Could there be any good outcome from making it easier for seriously mentally ill citizens to buy guns? The Republican-led U.S. House of Representatives apparently thinks so, voting 235-180 along party lines to overturn an Obama administration rule extending background checks for Social Security recipients who are mentally unable to work or care for their own finances.
The regulation was part of an effort by the Obama administration to strengthen gun control laws after the 2012 school massacre in Newtown, Conn. Not surprisingly, the National Rifle Association opposed it, but the former president finalized it in the last days of his administration. The House bill to reverse Obama's regulation now goes to the Senate.
Gun-control advocates say the expanded regulation, increasing scrutiny on about 75,000 recipients of Social Security disability benefits, would have had limited impact on gun violence. But limited impact in a nation with weak gun laws is better than nothing.
It also might have prevented the deaths of some seriously mentally ill people. Mental health experts say that between 6,000 and 18,000 mentally ill people kill themselves with guns every year. The National Alliance on Mental Illness cites research that about 90 percent of people who commit suicide have experienced mental illness.

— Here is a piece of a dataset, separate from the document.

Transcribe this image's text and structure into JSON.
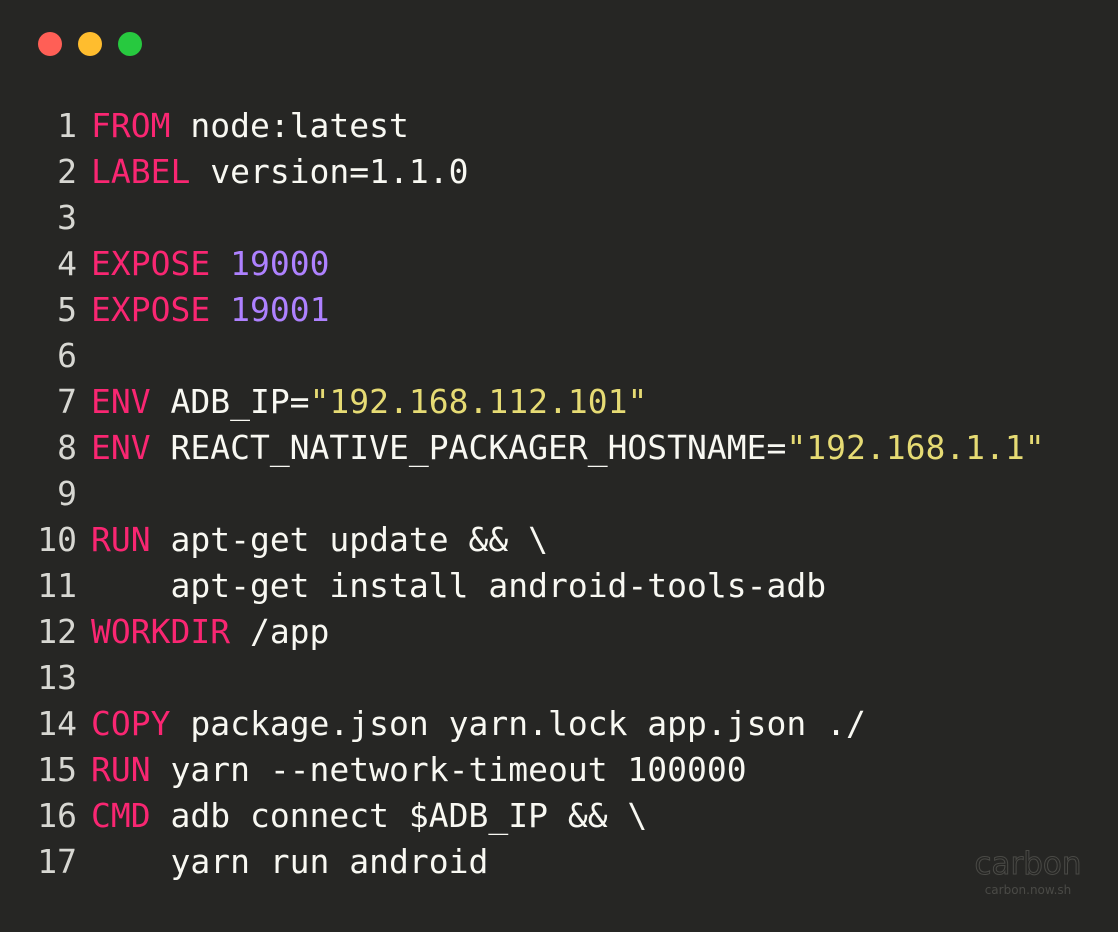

Psychiatrists say the mentally ill are no more prone to committing violence against others than the population at large, despite highly publicized mass shootings by the likes of James Holmes in Aurora, Colo., and Adam Lanza in Newtown, who had histories of mental illness. They say about 4 percent of all violence in the United States is attributable to
serious mental illness.
Janet Delana of Wellington, Mo., near Kansas City, asked Congress to hold off on repealing the regulation, saying it would have prevented her mentally ill daughter from buying a gun she used to kill her father in 2012.
"She shot her father to death, and tried once again to take her own life," said Delana in an Associated Press story about the regulation. "She is now in an institution for life, and my husband is gone."
The regulation would not have denied guns to mentally ill citizens. It would have flagged them for the Social Security Administration to report to the federal background check system so their names would come up if they tried to purchase firearms.
The NRA and the American Civil Liberties Union argued the rule violates the Second Amendment rights of people with mental illness without adequate due process. But screening people with serious mental illnesses before they purchase guns doesn't seem like too much to ask.
A person who is unable to handle forms for disability benefits may be too ill to own a gun. The regulation didn't take away their right; it simply added a layer of protection for the rest of us.